On July 19, 2017, the New York State Workers’ Compensation Board (“WCB” or the “Board”) issued its final regulations (“Final Regulations”) for the New York State Paid Family Leave Benefits Law (“PFLBL” or the “Law”). The WCB first published regulations to the PFLBL in February 2017, and then updated those regulations in May (collectively, the “Prior Regulations”).

While the Final Regulations did clarify some outstanding questions, many questions remain, particularly pertaining to the practical logistics of implementing the Law, such as the tax treatment of deductions and benefits, paystub requirements, certain differences between requirements that pertain to self-funding employers and those employers intending to obtain an insurance policy, and what forms and procedures will apply. …

Read the full post here.

Featured on Employment Law This Week – New York City has enacted “fair workweek” legislation.

Mayor Bill de Blasio has signed a package of bills into law limiting scheduling flexibility for fast-food and retail employers. New York City is the third major city in the United States, after San Francisco and Seattle, to enact this kind of legislation. The bills require fast-food employers to provide new hires with good-faith estimates of the number of hours that they will work per week and to pay workers a premium for scheduling changes made less than 14 days in advance.

Watch the segment below, featuring our colleague Jeffrey Landes from Epstein Becker Green.
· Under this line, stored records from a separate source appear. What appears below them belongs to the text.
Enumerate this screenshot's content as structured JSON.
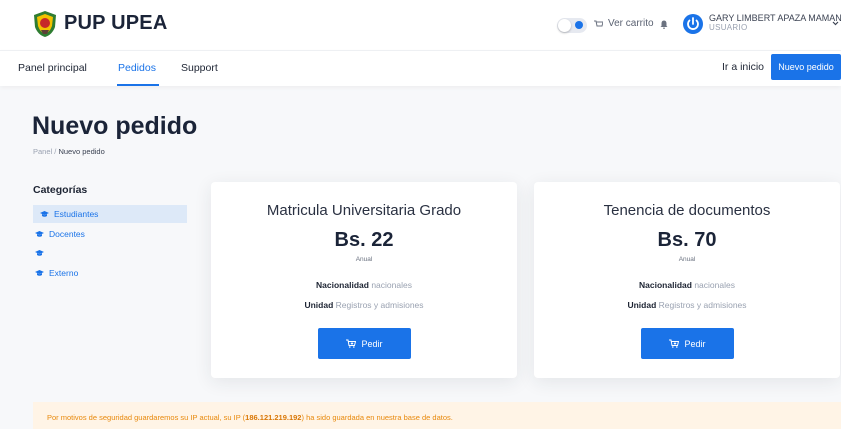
{
  "brand": {
    "name": "PUP UPEA"
  },
  "header": {
    "cart_label": "Ver carrito",
    "user_name": "GARY LIMBERT APAZA MAMANI",
    "user_role": "USUARIO",
    "icons": [
      "theme-toggle-icon",
      "cart-icon",
      "bell-icon",
      "power-icon",
      "chevron-down-icon"
    ]
  },
  "nav": {
    "items": [
      {
        "label": "Panel principal"
      },
      {
        "label": "Pedidos"
      },
      {
        "label": "Support"
      }
    ],
    "active": "Pedidos",
    "home_link": "Ir a inicio",
    "new_order_button": "Nuevo pedido"
  },
  "page": {
    "title": "Nuevo pedido",
    "breadcrumb": {
      "root": "Panel",
      "separator": "/",
      "current": "Nuevo pedido"
    }
  },
  "categories": {
    "title": "Categorías",
    "items": [
      {
        "label": "Estudiantes",
        "selected": true
      },
      {
        "label": "Docentes",
        "selected": false
      },
      {
        "label": "",
        "selected": false
      },
      {
        "label": "Externo",
        "selected": false
      }
    ]
  },
  "cards": [
    {
      "title": "Matricula Universitaria Grado",
      "price": "Bs. 22",
      "period": "Anual",
      "nationality_label": "Nacionalidad",
      "nationality_value": "nacionales",
      "unit_label": "Unidad",
      "unit_value": "Registros y admisiones",
      "button": "Pedir"
    },
    {
      "title": "Tenencia de documentos",
      "price": "Bs. 70",
      "period": "Anual",
      "nationality_label": "Nacionalidad",
      "nationality_value": "nacionales",
      "unit_label": "Unidad",
      "unit_value": "Registros y admisiones",
      "button": "Pedir"
    }
  ],
  "alert": {
    "text_before": "Por motivos de seguridad guardaremos su IP actual, su IP (",
    "ip": "186.121.219.192",
    "text_after": ") ha sido guardada en nuestra base de datos."
  },
  "colors": {
    "accent": "#1a73e8",
    "selected_bg": "#dde9f8",
    "alert_bg": "#fff4e6",
    "alert_text": "#e8890c"
  }
}
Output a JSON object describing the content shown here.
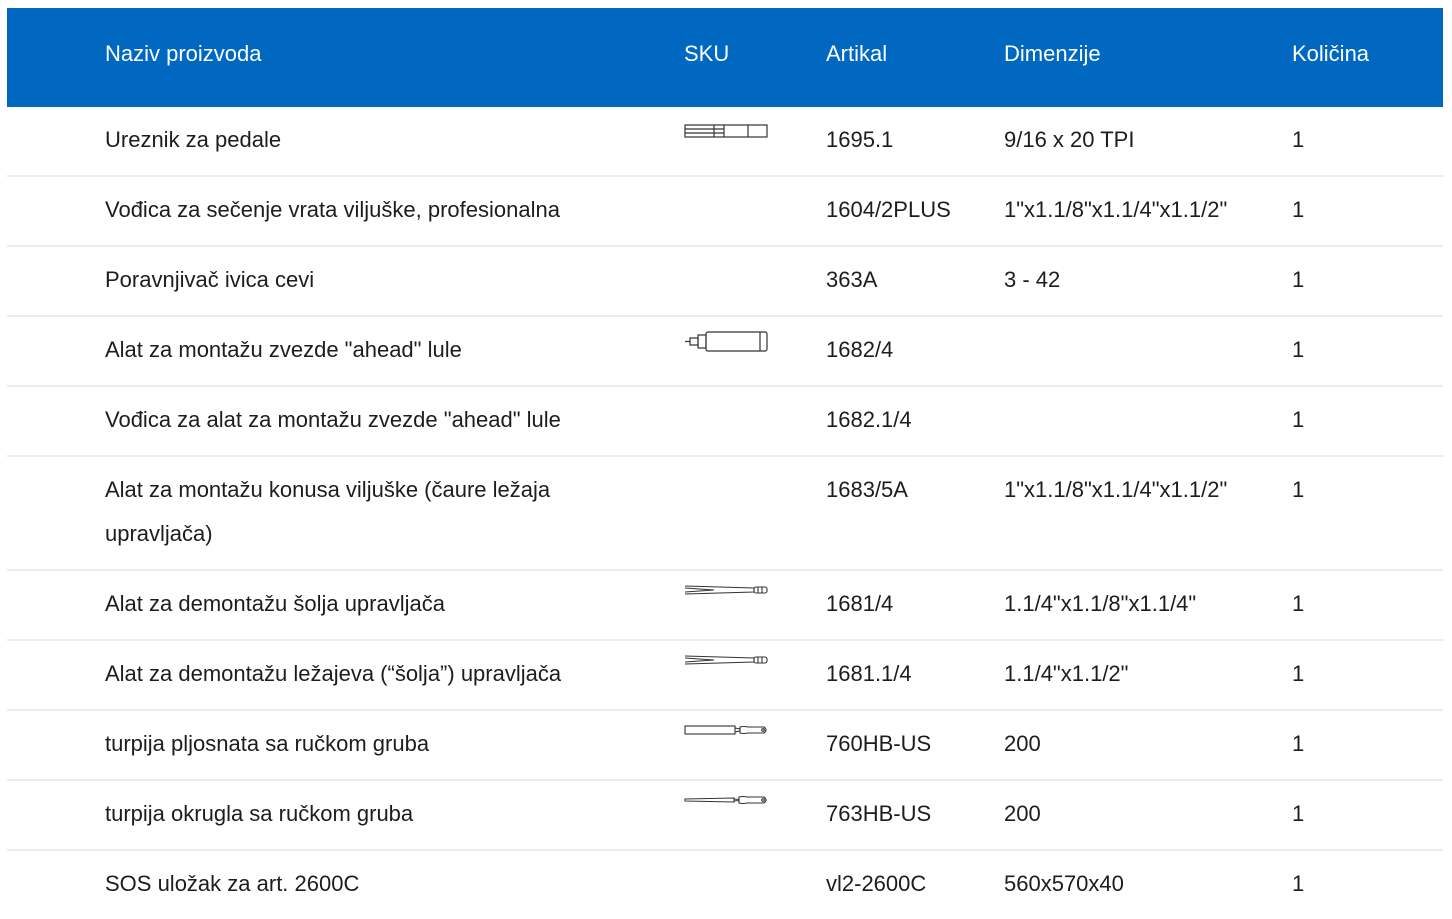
{
  "header": {
    "name": "Naziv proizvoda",
    "sku": "SKU",
    "article": "Artikal",
    "dimensions": "Dimenzije",
    "quantity": "Količina"
  },
  "rows": [
    {
      "name": "Ureznik za pedale",
      "sku_icon": "tap-tool-icon",
      "article": "1695.1",
      "dimensions": "9/16 x 20 TPI",
      "quantity": "1"
    },
    {
      "name": "Vođica za sečenje vrata viljuške, profesionalna",
      "sku_icon": "",
      "article": "1604/2PLUS",
      "dimensions": "1\"x1.1/8\"x1.1/4\"x1.1/2\"",
      "quantity": "1"
    },
    {
      "name": "Poravnjivač ivica cevi",
      "sku_icon": "",
      "article": "363A",
      "dimensions": "3 - 42",
      "quantity": "1"
    },
    {
      "name": "Alat za montažu zvezde \"ahead\" lule",
      "sku_icon": "setting-tool-icon",
      "article": "1682/4",
      "dimensions": "",
      "quantity": "1"
    },
    {
      "name": "Vođica za alat za montažu zvezde \"ahead\" lule",
      "sku_icon": "",
      "article": "1682.1/4",
      "dimensions": "",
      "quantity": "1"
    },
    {
      "name": "Alat za montažu konusa viljuške (čaure ležaja upravljača)",
      "sku_icon": "",
      "article": "1683/5A",
      "dimensions": "1\"x1.1/8\"x1.1/4\"x1.1/2\"",
      "quantity": "1"
    },
    {
      "name": "Alat za demontažu šolja upravljača",
      "sku_icon": "cup-remover-icon",
      "article": "1681/4",
      "dimensions": "1.1/4\"x1.1/8\"x1.1/4\"",
      "quantity": "1"
    },
    {
      "name": "Alat za demontažu ležajeva (“šolja”) upravljača",
      "sku_icon": "cup-remover-icon",
      "article": "1681.1/4",
      "dimensions": "1.1/4\"x1.1/2\"",
      "quantity": "1"
    },
    {
      "name": "turpija pljosnata sa ručkom gruba",
      "sku_icon": "flat-file-icon",
      "article": "760HB-US",
      "dimensions": "200",
      "quantity": "1"
    },
    {
      "name": "turpija okrugla sa ručkom gruba",
      "sku_icon": "round-file-icon",
      "article": "763HB-US",
      "dimensions": "200",
      "quantity": "1"
    },
    {
      "name": "SOS uložak za art. 2600C",
      "sku_icon": "",
      "article": "vl2-2600C",
      "dimensions": "560x570x40",
      "quantity": "1"
    }
  ]
}
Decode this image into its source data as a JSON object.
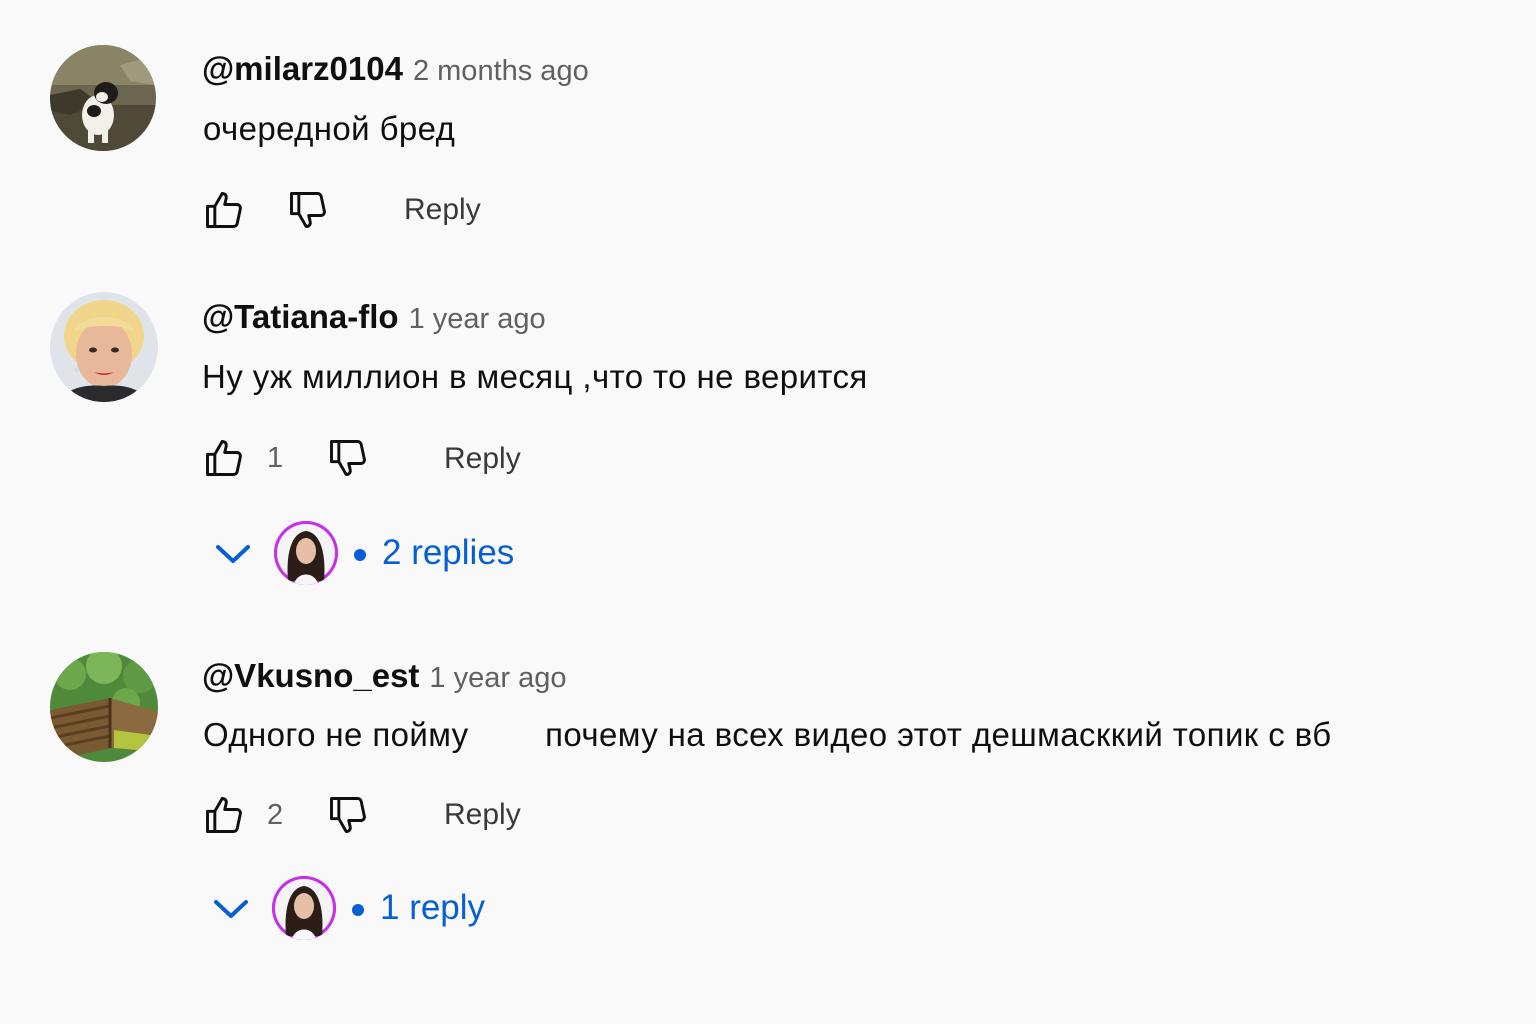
{
  "comments": [
    {
      "handle": "@milarz0104",
      "time": "2 months ago",
      "text": "очередной бред",
      "likes": "",
      "reply_label": "Reply",
      "avatar_icon": "dog-photo-avatar"
    },
    {
      "handle": "@Tatiana-flo",
      "time": "1 year ago",
      "text": "Ну уж миллион в месяц ,что то не верится",
      "likes": "1",
      "reply_label": "Reply",
      "avatar_icon": "woman-photo-avatar",
      "replies_label": "2 replies"
    },
    {
      "handle": "@Vkusno_est",
      "time": "1 year ago",
      "text": "Одного не пойму        почему на всех видео этот дешмасккий топик с вб",
      "likes": "2",
      "reply_label": "Reply",
      "avatar_icon": "garden-bed-photo-avatar",
      "replies_label": "1 reply"
    }
  ],
  "colors": {
    "background": "#f9f9f9",
    "primary_text": "#0f0f0f",
    "secondary_text": "#606060",
    "link_blue": "#065fd4",
    "creator_avatar_bg": "#c631e8"
  }
}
Also see our recent post, “New York City Tells Fast Food Employees: ‘You Deserve a Break Today’ by Enacting New Fair Workweek Laws.”